And what about Texas itself? Sixth-highest poverty rate (17.3%) in the nation. A child poverty rate of 25.6% last year, seventh-highest in the US. Largest share of the population lacking health insurance. Sure, sign me up.
I put a few of those facts together in a short comment, pointing out that Barone was full of hot air. Bogdanski rejected the comment and posted back to me:
We had a couple of email exchanges after that but there was no explanation as to why he banned the post other than my presumed reason that it made the guy he linked to look like a fool.
I’m glad the FBI has developed the capabilities to ferret out young men with murder on their minds in places like Portland and Maryland, but it does make me wonder if some of the energy needed for supporting an operation that builds fake bombs and people to track these targets for months on end could possibly have been spent looking for people like Byron Williams who was actually on his way to kill people with real bullets when the California Highway Patrol tried to stop him for reckless driving.
My poker and politics obsessions come together in a post at the Cake Poker blog that refers to a story by Randall Lane about Barack Obama’s poker-playing days in Illinois in The Daily Beast:
Lane puts all this information together and says that Obama’s concessions to the Republicans on the tax bill, the federal wage freeze and “unreciprocated health-care and fiscal concessions” that they’re confident in their ability to bluff the president. That’s bad news for him since the Republicans will be in control of Congress for at least the next two years, where they’ll have plenty of time to make him fold his medium-strength hands to their unsuited garbage. If the president is as big a nit as The Daily Beast suggests, he’d better hope his stack doesn’t dwindle to where he has no fold equity before the next election.
You can probably make out the sense of that without knowing the specific terminology, but a “nit” is someone who us si risk-averse that they can often be forced out of a hand they’re not absolutely sure of. “Fold equity” is the amount of money you can bet to force other players to back down; if you don’t have many chips it’s difficult to protect weak hands or to bluff because it costs little for others to match your bet.
As I wrote back in July, poker is a game of imperfect knowledge, unlike tic-tac-toe or chess. You can sometimes be sure you have the absolute best combination of cards but that’s not the usual situation, particularly in the early stages of betting in a hand when you only know about a portion of the cards that will be dealt. This is from Lane’s article:
“He wasn’t a bluffer,” says [Will County executive Larry] Walsh. “When Barack was betting, you could pretty much know that he had a hand.”
[State Senator Terry] Link remembers more bluffing, to a point: “He bluffed, with the cards. He wasn’t going to bluff with a total longshot.” In poker parlance, this is known as a semi-bluff: even if you’re called, you still have a so-so hand as insurance.

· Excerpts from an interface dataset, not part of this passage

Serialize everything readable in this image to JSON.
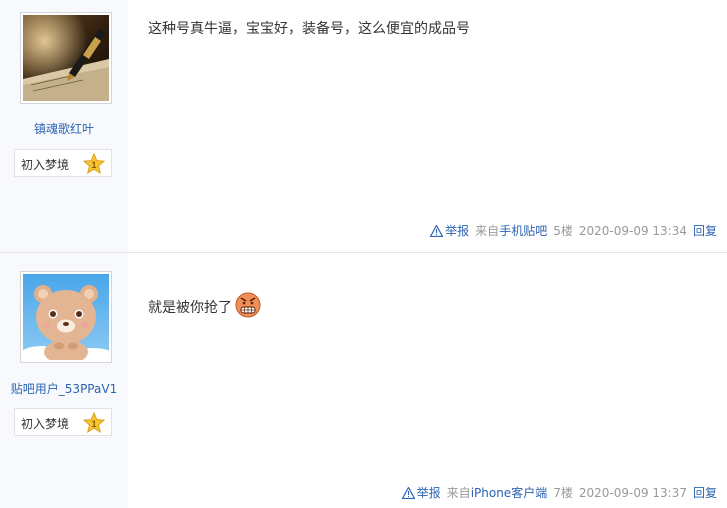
{
  "posts": [
    {
      "username": "镇魂歌红叶",
      "level_name": "初入梦境",
      "level_num": "1",
      "content": "这种号真牛逼，宝宝好，装备号，这么便宜的成品号",
      "report_label": "举报",
      "source_prefix": "来自",
      "source_link": "手机贴吧",
      "floor": "5楼",
      "time": "2020-09-09 13:34",
      "reply_label": "回复"
    },
    {
      "username": "贴吧用户_53PPaV1",
      "level_name": "初入梦境",
      "level_num": "1",
      "content": "就是被你抢了",
      "emoji": "angry-grin-emoji",
      "report_label": "举报",
      "source_prefix": "来自",
      "source_link": "iPhone客户端",
      "floor": "7楼",
      "time": "2020-09-09 13:37",
      "reply_label": "回复"
    }
  ],
  "colors": {
    "link": "#2d64b3",
    "sidebar": "#f7f9fc",
    "meta": "#999999"
  }
}
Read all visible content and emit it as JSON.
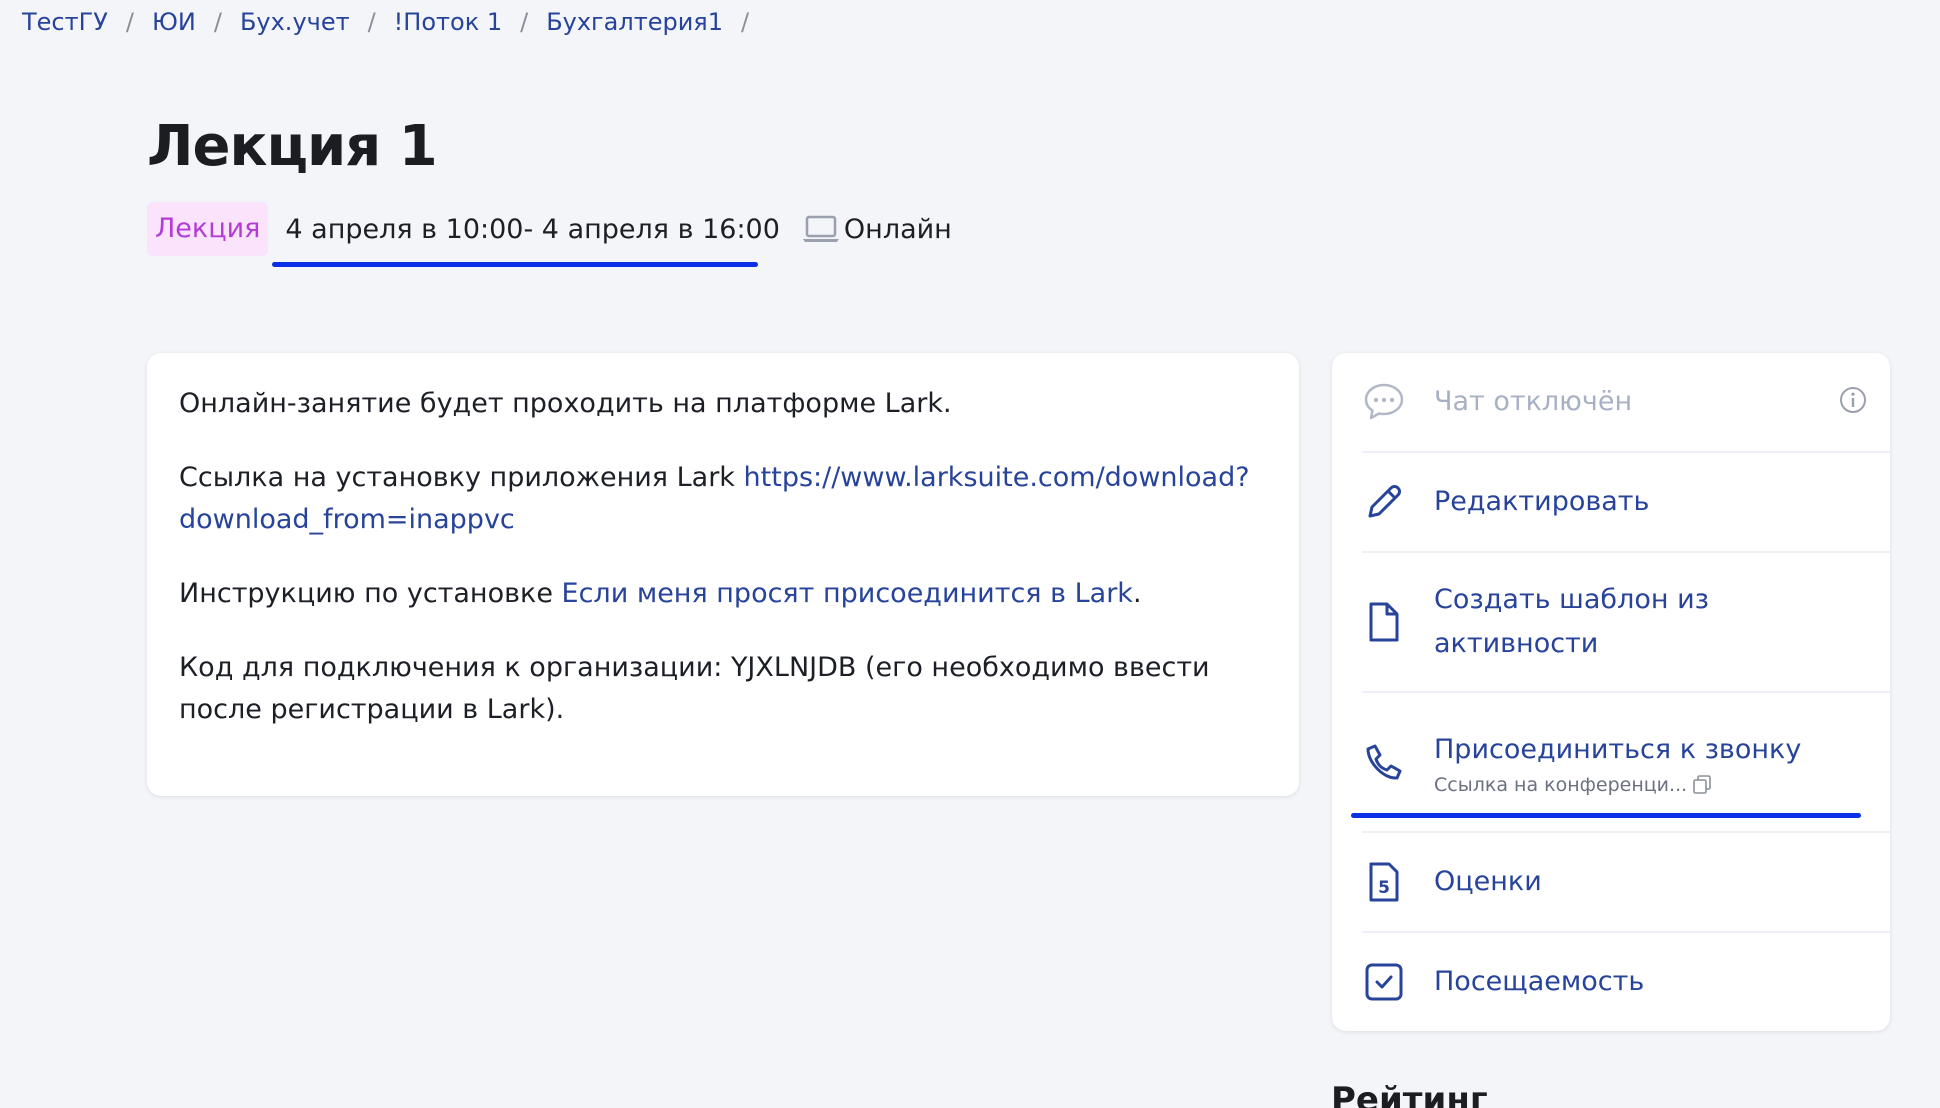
{
  "breadcrumb": [
    "ТестГУ",
    "ЮИ",
    "Бух.учет",
    "!Поток 1",
    "Бухгалтерия1"
  ],
  "breadcrumb_separator": "/",
  "page": {
    "title": "Лекция 1",
    "type_badge": "Лекция",
    "dates": "4 апреля в 10:00- 4 апреля в 16:00",
    "format": "Онлайн"
  },
  "description": {
    "p1": "Онлайн-занятие будет проходить на платформе Lark.",
    "p2_text": "Ссылка на установку приложения Lark ",
    "p2_link": "https://www.larksuite.com/download?download_from=inappvc",
    "p3_text": "Инструкцию по установке ",
    "p3_link": "Если меня просят присоединится в Lark",
    "p3_end": ".",
    "p4": "Код для подключения к организации: YJXLNJDB (его необходимо ввести после регистрации в Lark)."
  },
  "actions": {
    "chat": "Чат отключён",
    "edit": "Редактировать",
    "template": "Создать шаблон из активности",
    "call": "Присоединиться к звонку",
    "call_sub": "Ссылка на конференци...",
    "grades": "Оценки",
    "attendance": "Посещаемость"
  },
  "rating_heading": "Рейтинг",
  "colors": {
    "link": "#27439a",
    "badge_bg": "#fae3fb",
    "badge_text": "#b43cd6",
    "annotation_underline": "#0a2fe6"
  },
  "icons": [
    "laptop-icon",
    "chat-bubble-icon",
    "info-icon",
    "pencil-icon",
    "file-icon",
    "phone-icon",
    "copy-icon",
    "grade-file-icon",
    "checkbox-icon"
  ]
}
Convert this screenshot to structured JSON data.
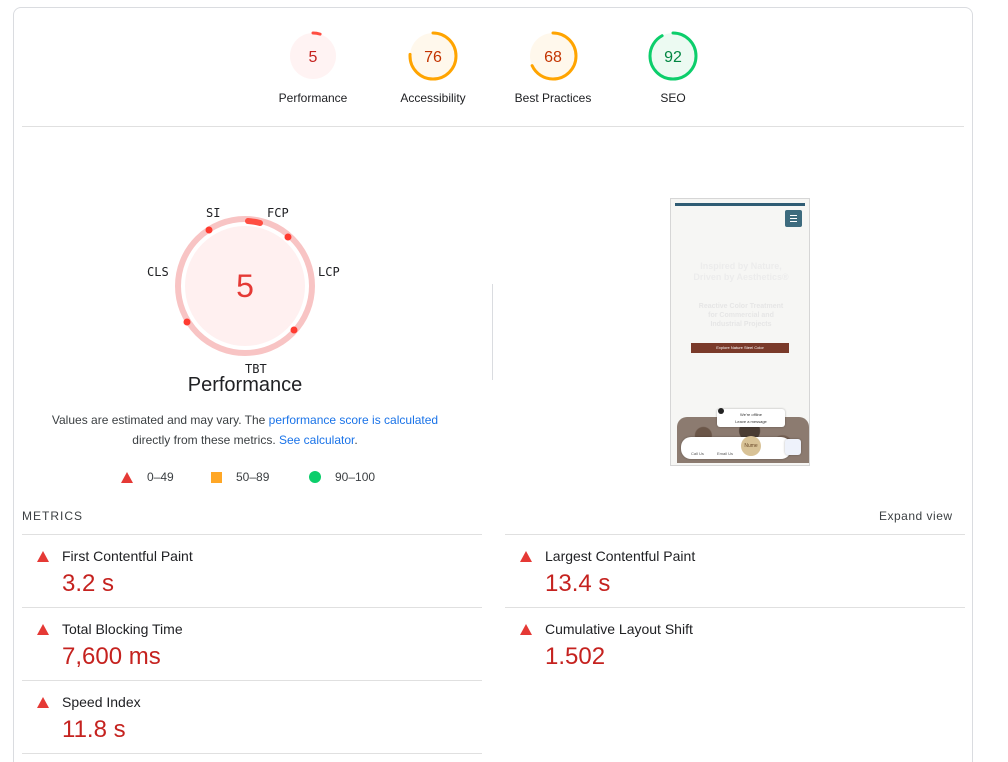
{
  "gauges": [
    {
      "label": "Performance",
      "score": "5",
      "value": 5,
      "stroke": "#ff4e42",
      "fill": "#fff3f3",
      "text": "#c5221f"
    },
    {
      "label": "Accessibility",
      "score": "76",
      "value": 76,
      "stroke": "#ffa400",
      "fill": "#fff8ec",
      "text": "#c33300"
    },
    {
      "label": "Best Practices",
      "score": "68",
      "value": 68,
      "stroke": "#ffa400",
      "fill": "#fff8ec",
      "text": "#c33300"
    },
    {
      "label": "SEO",
      "score": "92",
      "value": 92,
      "stroke": "#0cce6b",
      "fill": "#ecfaf2",
      "text": "#018642"
    }
  ],
  "performance": {
    "score": "5",
    "title": "Performance",
    "metric_labels": {
      "si": "SI",
      "fcp": "FCP",
      "lcp": "LCP",
      "tbt": "TBT",
      "cls": "CLS"
    },
    "note_prefix": "Values are estimated and may vary. The ",
    "note_link1": "performance score is calculated",
    "note_middle": "directly from these metrics. ",
    "note_link2": "See calculator",
    "note_suffix": "."
  },
  "legend": [
    {
      "icon": "red-triangle-icon",
      "range": "0–49"
    },
    {
      "icon": "orange-square-icon",
      "range": "50–89"
    },
    {
      "icon": "green-circle-icon",
      "range": "90–100"
    }
  ],
  "screenshot": {
    "headline": "Inspired by Nature, Driven by Aesthetics®",
    "subhead": "Reactive Color Treatment for Commercial and Industrial Projects",
    "button": "Explore Nature Steel Color",
    "chat_line1": "We're offline",
    "chat_line2": "Leave a message",
    "nav_call": "Call Us",
    "nav_email": "Email Us",
    "badge": "Nume"
  },
  "metrics": {
    "title": "METRICS",
    "expand_label": "Expand view",
    "items": [
      {
        "name": "First Contentful Paint",
        "value": "3.2 s"
      },
      {
        "name": "Largest Contentful Paint",
        "value": "13.4 s"
      },
      {
        "name": "Total Blocking Time",
        "value": "7,600 ms"
      },
      {
        "name": "Cumulative Layout Shift",
        "value": "1.502"
      },
      {
        "name": "Speed Index",
        "value": "11.8 s"
      }
    ]
  },
  "colors": {
    "fail": "#e53935",
    "average": "#ffa726",
    "pass": "#0cce6b",
    "link": "#1a73e8",
    "value_red": "#c5221f"
  }
}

And if his opponents bluffed? Both Link and Walsh remember Obama as disinclined to engage unless he already held an overwhelming advantage. “If he was chasing [another card to complete a straight or flush], he’d give her about two shots and then fold,” says Walsh.
If nothing else, John Boehner, Mitch McConnell and the GOP Republicans have demonstrated their bluffing proficiency. Obama confirmed as much at yesterday’s press conference: “I have not been able to budge them. And I don’t think there’s any suggestion anybody in this room thinks realistically that we can budge them right now.” There’s only one way to find out, but Obama, lacking an overwhelming hand, has been unwilling to do so over the first two years of his presidency.
Then again, the other possibility is he’s getting exactly what he wanted.